Given records
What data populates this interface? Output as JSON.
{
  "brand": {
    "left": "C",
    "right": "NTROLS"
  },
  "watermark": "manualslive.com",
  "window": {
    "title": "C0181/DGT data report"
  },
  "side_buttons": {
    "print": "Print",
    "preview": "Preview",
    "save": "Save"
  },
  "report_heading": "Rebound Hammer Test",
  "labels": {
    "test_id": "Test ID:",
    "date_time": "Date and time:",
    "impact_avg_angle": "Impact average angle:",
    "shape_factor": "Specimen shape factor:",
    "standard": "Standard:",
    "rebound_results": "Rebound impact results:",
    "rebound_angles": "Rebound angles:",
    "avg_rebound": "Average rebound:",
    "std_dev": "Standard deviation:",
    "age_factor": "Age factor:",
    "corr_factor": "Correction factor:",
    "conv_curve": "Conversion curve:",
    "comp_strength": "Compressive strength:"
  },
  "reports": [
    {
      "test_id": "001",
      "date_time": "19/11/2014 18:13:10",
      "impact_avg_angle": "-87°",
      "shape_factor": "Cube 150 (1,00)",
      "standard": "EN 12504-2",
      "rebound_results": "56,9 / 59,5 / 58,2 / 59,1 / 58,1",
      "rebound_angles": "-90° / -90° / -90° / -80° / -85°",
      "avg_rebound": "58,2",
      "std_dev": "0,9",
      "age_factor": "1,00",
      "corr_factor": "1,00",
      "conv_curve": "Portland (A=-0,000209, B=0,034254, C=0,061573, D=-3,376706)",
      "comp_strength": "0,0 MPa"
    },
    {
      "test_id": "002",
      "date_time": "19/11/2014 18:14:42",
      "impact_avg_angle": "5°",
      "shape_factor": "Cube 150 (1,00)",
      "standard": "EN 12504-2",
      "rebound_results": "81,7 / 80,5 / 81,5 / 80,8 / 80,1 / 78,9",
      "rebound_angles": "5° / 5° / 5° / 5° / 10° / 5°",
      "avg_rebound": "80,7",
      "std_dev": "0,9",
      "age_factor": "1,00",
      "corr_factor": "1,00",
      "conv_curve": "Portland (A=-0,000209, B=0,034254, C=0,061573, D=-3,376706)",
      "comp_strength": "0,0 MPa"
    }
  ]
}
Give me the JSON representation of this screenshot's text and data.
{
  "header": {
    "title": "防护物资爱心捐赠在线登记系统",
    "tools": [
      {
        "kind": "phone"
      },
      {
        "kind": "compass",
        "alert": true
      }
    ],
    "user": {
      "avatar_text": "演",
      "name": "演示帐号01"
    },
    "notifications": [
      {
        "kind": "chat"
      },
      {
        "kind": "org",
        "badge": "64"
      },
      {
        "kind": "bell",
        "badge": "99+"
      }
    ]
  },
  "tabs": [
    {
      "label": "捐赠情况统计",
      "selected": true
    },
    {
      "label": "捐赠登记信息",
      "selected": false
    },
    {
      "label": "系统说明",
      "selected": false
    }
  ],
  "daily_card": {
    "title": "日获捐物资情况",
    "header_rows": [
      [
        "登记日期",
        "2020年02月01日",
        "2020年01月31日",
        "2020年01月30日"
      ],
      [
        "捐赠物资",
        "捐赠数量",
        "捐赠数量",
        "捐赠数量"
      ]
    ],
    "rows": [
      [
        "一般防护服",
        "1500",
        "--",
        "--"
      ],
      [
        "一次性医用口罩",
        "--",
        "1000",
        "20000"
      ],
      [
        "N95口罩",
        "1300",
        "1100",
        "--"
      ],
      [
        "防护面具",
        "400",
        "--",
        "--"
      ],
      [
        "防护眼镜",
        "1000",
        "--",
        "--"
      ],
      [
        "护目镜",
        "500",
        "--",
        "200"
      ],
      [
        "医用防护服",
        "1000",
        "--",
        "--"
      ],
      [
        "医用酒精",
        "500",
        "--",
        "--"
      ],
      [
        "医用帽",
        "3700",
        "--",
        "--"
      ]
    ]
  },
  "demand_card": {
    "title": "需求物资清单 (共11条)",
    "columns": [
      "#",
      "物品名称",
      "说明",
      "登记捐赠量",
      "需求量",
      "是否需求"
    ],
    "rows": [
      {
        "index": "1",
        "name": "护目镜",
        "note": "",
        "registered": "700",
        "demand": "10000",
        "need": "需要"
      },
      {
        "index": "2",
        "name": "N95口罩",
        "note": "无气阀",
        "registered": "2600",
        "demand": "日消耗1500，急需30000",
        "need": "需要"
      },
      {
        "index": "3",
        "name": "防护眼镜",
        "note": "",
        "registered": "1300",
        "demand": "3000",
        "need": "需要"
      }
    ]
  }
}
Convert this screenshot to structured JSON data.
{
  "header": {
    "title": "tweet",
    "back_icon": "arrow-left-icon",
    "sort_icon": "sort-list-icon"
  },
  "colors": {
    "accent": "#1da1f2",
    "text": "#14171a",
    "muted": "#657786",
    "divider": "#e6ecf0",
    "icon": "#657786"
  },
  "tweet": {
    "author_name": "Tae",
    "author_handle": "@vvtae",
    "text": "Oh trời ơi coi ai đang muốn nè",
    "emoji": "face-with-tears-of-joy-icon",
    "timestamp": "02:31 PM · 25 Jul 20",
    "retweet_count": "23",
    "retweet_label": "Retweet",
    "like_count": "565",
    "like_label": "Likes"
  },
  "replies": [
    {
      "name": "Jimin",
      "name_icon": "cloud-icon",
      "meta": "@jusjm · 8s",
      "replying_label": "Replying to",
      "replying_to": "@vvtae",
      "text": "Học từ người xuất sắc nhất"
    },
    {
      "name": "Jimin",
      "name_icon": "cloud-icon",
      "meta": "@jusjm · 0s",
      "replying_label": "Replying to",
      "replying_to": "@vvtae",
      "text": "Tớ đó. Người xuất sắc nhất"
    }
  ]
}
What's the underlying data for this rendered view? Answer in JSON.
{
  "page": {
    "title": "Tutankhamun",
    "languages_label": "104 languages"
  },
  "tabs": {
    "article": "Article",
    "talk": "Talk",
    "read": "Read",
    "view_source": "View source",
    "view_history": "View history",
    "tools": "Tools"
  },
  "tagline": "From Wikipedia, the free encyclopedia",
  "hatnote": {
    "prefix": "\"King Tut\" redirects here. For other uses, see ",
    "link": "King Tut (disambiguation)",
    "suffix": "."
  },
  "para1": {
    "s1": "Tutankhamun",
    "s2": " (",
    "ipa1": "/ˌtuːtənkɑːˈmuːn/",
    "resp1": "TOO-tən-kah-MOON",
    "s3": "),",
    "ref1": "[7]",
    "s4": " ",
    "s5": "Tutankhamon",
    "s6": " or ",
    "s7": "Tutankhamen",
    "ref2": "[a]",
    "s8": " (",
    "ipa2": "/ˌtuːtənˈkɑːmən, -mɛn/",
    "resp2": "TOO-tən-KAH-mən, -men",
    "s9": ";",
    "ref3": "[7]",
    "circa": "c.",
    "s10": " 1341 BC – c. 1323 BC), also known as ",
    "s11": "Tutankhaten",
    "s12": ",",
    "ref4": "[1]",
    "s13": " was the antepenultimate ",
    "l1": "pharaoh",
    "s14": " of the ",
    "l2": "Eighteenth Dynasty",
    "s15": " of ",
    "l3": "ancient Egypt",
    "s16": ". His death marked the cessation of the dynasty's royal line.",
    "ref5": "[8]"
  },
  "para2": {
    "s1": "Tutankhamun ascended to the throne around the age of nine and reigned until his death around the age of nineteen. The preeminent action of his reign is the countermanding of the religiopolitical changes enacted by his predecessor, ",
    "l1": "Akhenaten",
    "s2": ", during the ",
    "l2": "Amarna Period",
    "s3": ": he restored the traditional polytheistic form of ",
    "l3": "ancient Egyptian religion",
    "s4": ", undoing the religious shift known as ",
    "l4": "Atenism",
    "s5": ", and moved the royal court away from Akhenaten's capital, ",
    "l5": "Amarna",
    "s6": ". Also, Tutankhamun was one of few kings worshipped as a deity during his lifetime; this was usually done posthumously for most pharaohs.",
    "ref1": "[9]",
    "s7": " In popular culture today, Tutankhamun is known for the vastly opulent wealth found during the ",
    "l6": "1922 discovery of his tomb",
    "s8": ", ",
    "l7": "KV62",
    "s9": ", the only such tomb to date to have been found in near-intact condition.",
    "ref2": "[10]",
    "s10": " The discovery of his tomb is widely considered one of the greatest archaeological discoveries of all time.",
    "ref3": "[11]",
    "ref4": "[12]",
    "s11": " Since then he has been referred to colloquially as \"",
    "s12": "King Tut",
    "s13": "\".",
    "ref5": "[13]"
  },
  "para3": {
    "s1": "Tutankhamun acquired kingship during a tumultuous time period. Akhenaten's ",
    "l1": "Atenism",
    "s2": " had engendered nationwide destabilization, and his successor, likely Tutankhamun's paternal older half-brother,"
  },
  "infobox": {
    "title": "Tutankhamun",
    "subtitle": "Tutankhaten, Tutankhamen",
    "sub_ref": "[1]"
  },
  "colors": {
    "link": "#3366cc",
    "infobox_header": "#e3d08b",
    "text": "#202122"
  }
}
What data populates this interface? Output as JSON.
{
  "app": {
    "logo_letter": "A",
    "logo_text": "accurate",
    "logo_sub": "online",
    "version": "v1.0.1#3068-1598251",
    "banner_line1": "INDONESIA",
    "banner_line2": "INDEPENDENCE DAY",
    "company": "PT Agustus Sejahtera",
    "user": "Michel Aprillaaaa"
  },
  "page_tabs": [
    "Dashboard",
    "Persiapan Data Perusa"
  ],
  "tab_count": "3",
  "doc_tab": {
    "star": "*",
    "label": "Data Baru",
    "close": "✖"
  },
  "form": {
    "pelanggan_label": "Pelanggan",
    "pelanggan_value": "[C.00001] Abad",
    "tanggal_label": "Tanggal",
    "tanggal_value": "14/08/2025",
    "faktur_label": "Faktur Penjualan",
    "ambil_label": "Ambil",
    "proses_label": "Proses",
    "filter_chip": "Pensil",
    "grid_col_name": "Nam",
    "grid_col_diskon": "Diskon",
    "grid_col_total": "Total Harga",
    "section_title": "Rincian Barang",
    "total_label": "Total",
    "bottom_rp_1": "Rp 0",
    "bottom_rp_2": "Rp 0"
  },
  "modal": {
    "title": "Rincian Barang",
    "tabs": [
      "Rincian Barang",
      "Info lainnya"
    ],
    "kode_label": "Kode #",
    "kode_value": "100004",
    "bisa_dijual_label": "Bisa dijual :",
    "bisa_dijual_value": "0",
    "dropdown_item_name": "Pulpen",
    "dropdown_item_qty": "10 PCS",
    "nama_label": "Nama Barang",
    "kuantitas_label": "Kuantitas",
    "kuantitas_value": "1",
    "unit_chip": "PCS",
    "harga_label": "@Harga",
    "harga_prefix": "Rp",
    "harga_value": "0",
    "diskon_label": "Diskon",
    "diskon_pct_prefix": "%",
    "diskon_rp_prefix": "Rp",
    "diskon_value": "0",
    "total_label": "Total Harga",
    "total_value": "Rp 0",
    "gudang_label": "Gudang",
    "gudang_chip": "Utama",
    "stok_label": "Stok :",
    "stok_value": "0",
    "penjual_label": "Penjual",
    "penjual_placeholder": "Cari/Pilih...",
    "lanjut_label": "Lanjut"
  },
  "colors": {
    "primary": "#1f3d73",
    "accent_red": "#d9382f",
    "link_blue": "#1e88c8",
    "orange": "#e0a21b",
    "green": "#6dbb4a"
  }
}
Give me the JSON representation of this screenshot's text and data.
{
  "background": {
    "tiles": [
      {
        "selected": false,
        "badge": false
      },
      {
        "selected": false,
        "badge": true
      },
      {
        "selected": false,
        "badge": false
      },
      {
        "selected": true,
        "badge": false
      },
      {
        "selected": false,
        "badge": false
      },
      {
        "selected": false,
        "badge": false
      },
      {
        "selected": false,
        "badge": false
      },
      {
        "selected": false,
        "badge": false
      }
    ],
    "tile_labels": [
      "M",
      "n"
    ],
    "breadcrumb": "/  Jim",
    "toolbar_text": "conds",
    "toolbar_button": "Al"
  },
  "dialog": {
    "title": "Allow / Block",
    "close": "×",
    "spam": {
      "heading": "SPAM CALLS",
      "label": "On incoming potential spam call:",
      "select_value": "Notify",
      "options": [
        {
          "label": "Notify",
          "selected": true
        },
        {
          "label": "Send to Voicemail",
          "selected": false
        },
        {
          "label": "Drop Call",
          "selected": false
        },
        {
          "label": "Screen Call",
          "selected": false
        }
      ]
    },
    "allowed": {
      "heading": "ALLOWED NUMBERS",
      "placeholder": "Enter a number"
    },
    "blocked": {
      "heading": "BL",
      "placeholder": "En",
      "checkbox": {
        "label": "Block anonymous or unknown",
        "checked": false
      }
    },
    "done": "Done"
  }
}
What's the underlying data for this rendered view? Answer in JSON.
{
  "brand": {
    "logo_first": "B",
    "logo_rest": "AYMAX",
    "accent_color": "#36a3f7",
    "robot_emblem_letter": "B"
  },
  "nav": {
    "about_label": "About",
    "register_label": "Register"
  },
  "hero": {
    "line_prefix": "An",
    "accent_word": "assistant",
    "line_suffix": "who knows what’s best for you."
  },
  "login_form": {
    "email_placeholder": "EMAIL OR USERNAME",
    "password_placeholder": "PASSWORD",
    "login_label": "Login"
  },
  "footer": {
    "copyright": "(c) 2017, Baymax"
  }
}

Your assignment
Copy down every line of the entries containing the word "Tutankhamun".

Problem solution
    "title": "Tutankhamun",
    "s1": "Tutankhamun",
    "s1": "Tutankhamun ascended to the throne around the age of nine and reigned until his death around the age of nineteen. The preeminent action of his reign is the countermanding of the religiopolitical changes enacted by his predecessor, ",
    "s6": ". Also, Tutankhamun was one of few kings worshipped as a deity during his lifetime; this was usually done posthumously for most pharaohs.",
    "s7": " In popular culture today, Tutankhamun is known for the vastly opulent wealth found during the ",
    "s1": "Tutankhamun acquired kingship during a tumultuous time period. Akhenaten's ",
    "s2": " had engendered nationwide destabilization, and his successor, likely Tutankhamun's paternal older half-brother,"
    "title": "Tutankhamun",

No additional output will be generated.